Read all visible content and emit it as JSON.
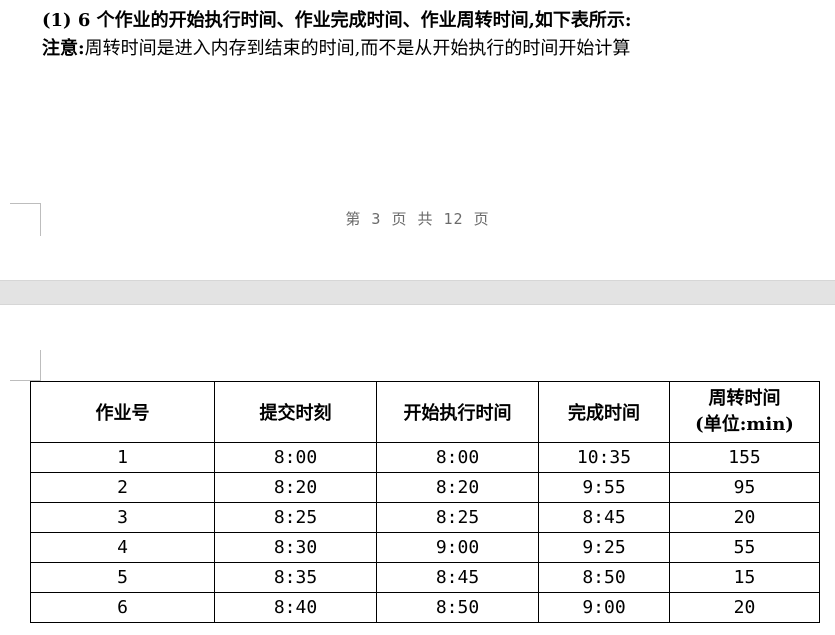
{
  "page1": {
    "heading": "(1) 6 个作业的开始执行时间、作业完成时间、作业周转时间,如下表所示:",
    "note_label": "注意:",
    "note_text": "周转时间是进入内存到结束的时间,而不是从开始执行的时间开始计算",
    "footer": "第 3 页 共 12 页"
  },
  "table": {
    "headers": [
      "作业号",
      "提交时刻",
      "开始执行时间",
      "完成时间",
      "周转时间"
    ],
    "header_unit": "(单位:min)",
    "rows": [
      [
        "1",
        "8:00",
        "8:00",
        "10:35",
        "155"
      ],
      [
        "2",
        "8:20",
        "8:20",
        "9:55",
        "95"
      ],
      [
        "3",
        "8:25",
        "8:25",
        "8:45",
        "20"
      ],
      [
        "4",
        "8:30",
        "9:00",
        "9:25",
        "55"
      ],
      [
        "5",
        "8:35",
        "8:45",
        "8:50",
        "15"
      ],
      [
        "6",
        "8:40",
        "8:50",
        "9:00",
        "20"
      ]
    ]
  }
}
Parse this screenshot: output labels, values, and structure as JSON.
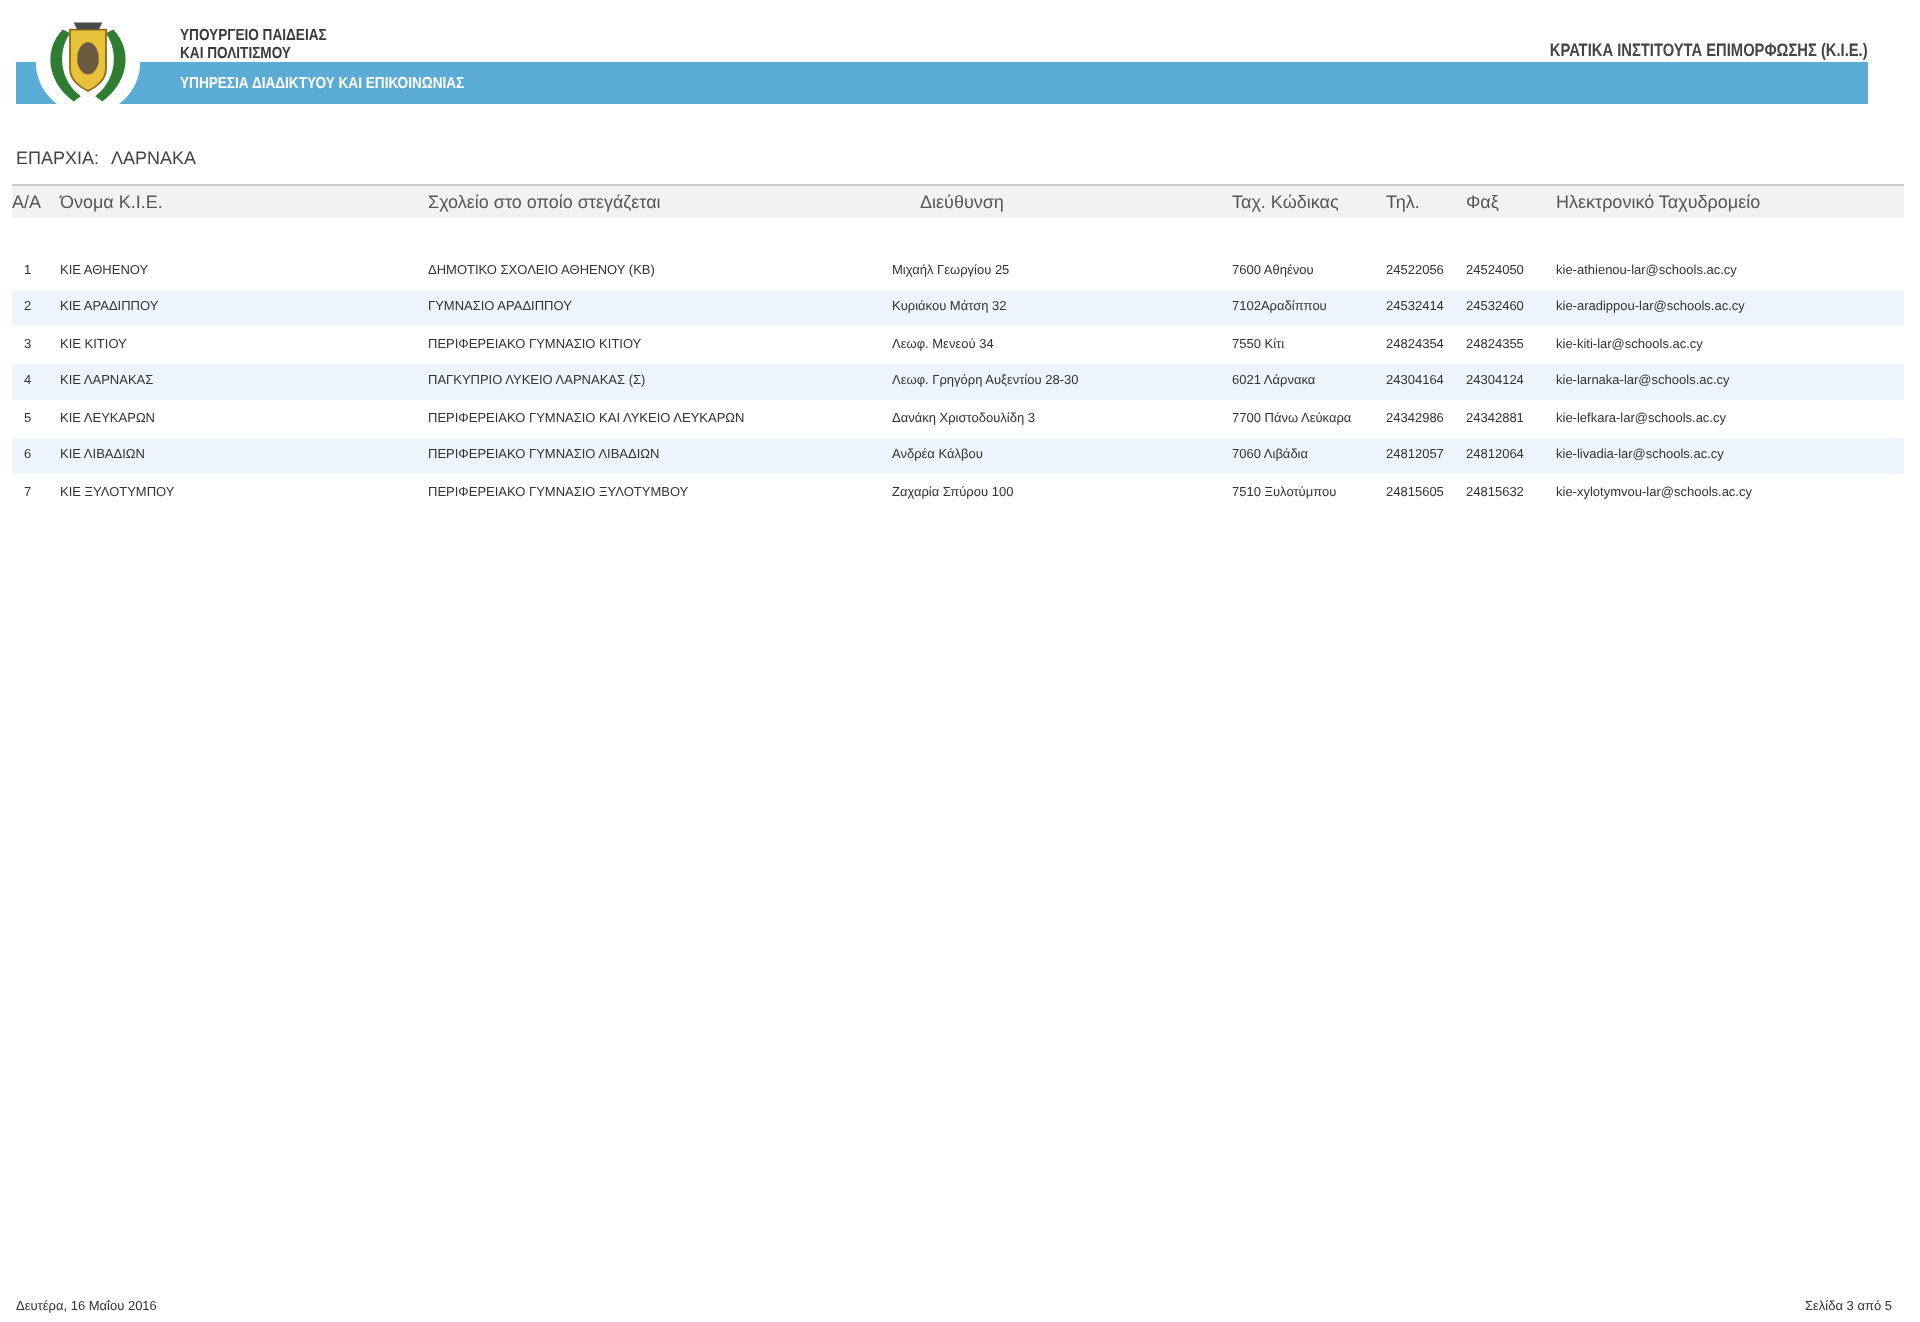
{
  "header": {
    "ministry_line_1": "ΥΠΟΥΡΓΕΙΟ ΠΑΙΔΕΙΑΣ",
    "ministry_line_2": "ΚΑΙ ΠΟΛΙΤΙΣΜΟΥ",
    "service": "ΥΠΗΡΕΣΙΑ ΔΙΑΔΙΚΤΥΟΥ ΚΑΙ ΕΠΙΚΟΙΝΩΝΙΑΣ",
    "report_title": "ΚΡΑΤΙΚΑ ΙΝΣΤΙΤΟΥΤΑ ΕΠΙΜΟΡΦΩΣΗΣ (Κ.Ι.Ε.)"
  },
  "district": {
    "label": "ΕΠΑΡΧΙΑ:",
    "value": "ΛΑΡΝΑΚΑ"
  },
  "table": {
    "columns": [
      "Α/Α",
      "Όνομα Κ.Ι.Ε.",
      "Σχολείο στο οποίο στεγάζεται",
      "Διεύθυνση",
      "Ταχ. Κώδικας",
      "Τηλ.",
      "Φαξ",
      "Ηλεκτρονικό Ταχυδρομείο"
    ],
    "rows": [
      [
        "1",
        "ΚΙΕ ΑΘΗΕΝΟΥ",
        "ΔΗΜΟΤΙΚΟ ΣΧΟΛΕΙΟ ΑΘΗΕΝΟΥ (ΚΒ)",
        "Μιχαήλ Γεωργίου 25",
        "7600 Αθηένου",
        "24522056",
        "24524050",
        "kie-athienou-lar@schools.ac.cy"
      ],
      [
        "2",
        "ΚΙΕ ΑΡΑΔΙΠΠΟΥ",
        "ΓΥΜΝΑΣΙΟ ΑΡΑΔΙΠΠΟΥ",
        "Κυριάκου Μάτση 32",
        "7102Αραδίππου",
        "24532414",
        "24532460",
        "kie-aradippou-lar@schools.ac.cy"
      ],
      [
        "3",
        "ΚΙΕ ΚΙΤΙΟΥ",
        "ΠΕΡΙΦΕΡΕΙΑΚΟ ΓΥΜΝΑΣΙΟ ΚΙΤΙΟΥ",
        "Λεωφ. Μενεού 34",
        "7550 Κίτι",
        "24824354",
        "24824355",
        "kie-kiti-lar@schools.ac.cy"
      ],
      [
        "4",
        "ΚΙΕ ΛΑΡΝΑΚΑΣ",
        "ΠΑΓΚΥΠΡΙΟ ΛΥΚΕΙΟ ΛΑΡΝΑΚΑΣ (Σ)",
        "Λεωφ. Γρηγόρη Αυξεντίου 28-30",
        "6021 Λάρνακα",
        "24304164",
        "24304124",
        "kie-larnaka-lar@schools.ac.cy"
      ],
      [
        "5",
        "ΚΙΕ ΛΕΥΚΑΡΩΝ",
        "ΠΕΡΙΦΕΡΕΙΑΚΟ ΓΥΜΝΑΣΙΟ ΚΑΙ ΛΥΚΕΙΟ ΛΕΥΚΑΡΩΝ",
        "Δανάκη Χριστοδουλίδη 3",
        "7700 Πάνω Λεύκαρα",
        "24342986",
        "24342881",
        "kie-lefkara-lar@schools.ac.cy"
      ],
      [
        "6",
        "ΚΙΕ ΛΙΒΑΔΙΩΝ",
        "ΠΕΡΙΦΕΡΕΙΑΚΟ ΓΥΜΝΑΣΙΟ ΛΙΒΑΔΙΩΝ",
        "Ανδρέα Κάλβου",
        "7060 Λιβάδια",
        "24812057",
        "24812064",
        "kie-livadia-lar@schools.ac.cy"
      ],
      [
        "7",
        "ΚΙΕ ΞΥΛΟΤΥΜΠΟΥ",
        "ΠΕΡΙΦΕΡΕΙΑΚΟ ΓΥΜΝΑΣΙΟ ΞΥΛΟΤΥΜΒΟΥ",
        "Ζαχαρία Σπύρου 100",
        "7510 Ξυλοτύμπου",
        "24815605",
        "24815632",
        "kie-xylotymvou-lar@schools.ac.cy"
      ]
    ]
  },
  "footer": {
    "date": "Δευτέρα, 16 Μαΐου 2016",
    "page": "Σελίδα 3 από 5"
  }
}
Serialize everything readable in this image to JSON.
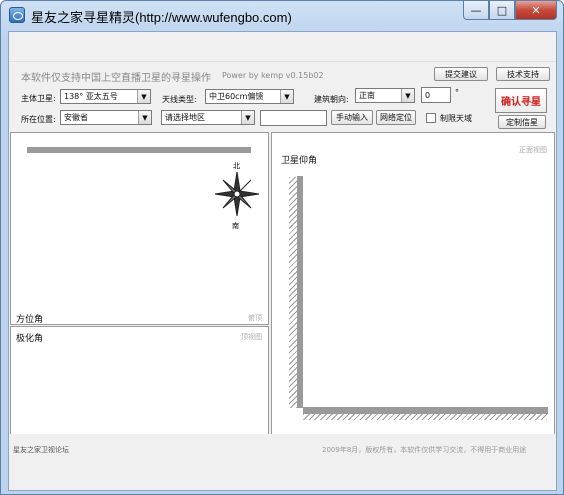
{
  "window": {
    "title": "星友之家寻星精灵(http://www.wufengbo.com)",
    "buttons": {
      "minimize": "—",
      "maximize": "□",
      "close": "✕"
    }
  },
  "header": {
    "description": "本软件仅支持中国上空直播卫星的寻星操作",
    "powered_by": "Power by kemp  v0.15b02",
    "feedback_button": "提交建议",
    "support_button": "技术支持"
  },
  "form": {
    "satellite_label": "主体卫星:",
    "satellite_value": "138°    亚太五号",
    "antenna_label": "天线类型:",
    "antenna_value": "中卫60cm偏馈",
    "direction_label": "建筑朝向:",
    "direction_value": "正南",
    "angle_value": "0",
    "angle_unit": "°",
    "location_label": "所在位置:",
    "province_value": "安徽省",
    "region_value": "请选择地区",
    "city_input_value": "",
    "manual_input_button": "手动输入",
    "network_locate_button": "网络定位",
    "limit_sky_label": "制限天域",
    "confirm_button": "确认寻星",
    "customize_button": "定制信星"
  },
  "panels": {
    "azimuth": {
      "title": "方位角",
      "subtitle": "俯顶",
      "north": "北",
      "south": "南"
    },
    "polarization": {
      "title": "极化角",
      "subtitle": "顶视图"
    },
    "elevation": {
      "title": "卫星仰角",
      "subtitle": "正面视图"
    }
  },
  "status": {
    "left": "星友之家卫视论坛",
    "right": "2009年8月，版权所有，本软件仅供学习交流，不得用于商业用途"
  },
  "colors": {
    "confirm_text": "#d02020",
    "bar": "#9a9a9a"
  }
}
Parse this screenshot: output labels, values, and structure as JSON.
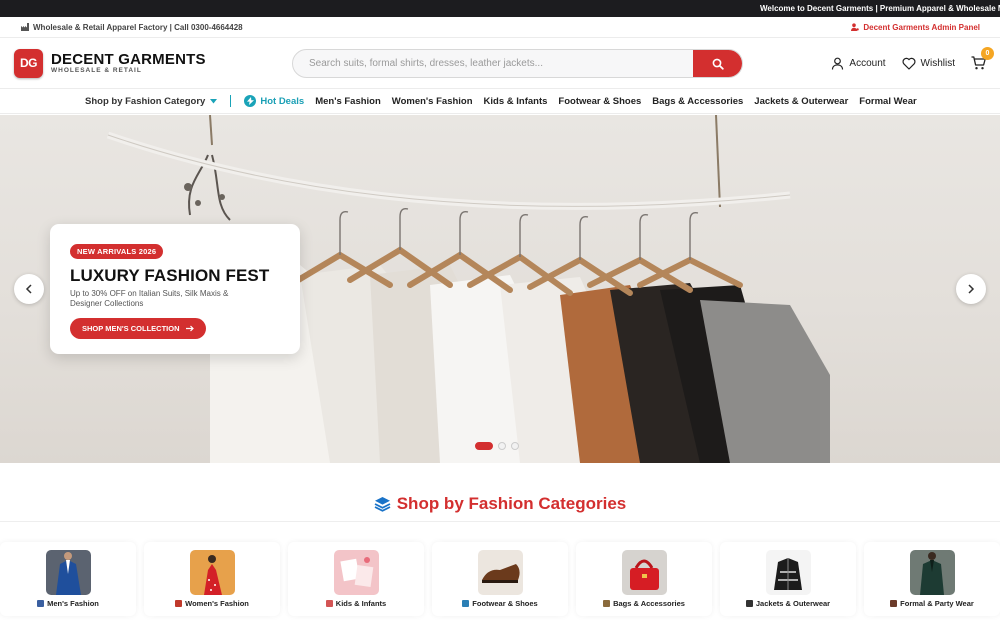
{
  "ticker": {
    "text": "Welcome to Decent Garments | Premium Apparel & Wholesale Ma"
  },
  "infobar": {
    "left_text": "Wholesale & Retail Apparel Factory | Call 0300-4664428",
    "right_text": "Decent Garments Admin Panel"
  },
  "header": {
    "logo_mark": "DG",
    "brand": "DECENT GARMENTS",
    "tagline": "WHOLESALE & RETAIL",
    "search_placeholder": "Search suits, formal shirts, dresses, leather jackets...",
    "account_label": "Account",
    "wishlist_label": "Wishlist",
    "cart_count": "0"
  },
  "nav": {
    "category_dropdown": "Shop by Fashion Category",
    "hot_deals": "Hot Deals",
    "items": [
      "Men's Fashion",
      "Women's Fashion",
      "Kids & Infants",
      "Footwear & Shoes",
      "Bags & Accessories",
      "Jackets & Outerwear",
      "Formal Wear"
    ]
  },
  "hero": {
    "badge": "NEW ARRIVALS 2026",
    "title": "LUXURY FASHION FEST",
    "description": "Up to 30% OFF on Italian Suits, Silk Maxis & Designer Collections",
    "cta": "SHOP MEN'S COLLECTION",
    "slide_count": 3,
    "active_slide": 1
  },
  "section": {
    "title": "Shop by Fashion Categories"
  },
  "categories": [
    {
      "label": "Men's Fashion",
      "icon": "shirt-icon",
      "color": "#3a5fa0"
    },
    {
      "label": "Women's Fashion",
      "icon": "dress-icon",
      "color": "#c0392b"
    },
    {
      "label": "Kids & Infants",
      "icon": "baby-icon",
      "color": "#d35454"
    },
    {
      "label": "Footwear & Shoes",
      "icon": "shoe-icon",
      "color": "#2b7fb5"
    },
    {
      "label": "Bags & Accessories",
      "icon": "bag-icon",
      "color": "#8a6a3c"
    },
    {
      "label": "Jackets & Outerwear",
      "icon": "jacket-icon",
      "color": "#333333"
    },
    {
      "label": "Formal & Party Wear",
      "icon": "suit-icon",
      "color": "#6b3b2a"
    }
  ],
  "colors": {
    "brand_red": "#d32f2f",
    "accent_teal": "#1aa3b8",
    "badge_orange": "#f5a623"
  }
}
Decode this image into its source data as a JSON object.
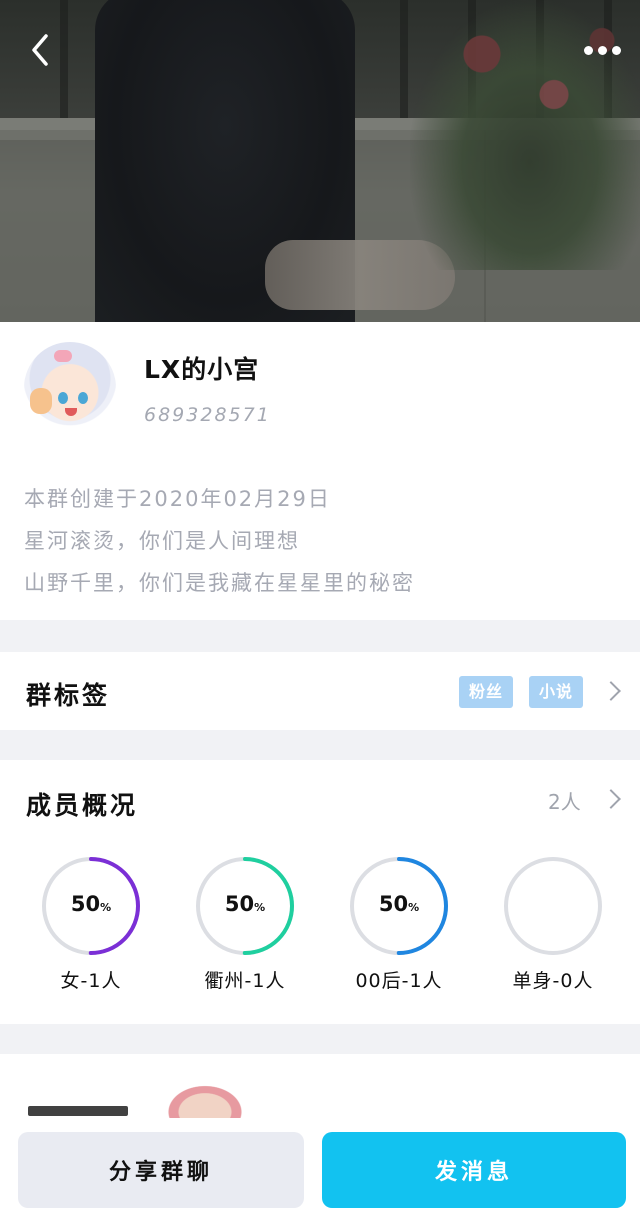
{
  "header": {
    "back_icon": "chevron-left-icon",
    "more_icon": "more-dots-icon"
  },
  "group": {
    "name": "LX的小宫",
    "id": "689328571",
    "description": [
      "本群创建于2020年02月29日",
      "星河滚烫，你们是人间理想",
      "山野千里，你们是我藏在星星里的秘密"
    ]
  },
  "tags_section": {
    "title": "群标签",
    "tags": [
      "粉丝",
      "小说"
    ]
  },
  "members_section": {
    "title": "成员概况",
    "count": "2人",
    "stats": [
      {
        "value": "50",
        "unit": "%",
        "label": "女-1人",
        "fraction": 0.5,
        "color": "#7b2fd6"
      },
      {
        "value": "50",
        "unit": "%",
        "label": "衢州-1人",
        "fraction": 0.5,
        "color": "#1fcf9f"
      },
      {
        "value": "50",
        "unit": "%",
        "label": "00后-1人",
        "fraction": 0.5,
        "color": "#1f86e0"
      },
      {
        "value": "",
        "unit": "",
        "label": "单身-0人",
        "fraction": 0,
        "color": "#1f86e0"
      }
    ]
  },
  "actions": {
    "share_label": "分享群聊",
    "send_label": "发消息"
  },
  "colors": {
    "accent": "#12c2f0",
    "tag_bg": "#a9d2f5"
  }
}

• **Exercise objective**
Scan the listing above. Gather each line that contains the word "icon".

• **Response**
      "icon": "shirt-icon",
      "icon": "dress-icon",
      "icon": "baby-icon",
      "icon": "shoe-icon",
      "icon": "bag-icon",
      "icon": "jacket-icon",
      "icon": "suit-icon",
    "back_icon": "chevron-left-icon",
    "more_icon": "more-dots-icon"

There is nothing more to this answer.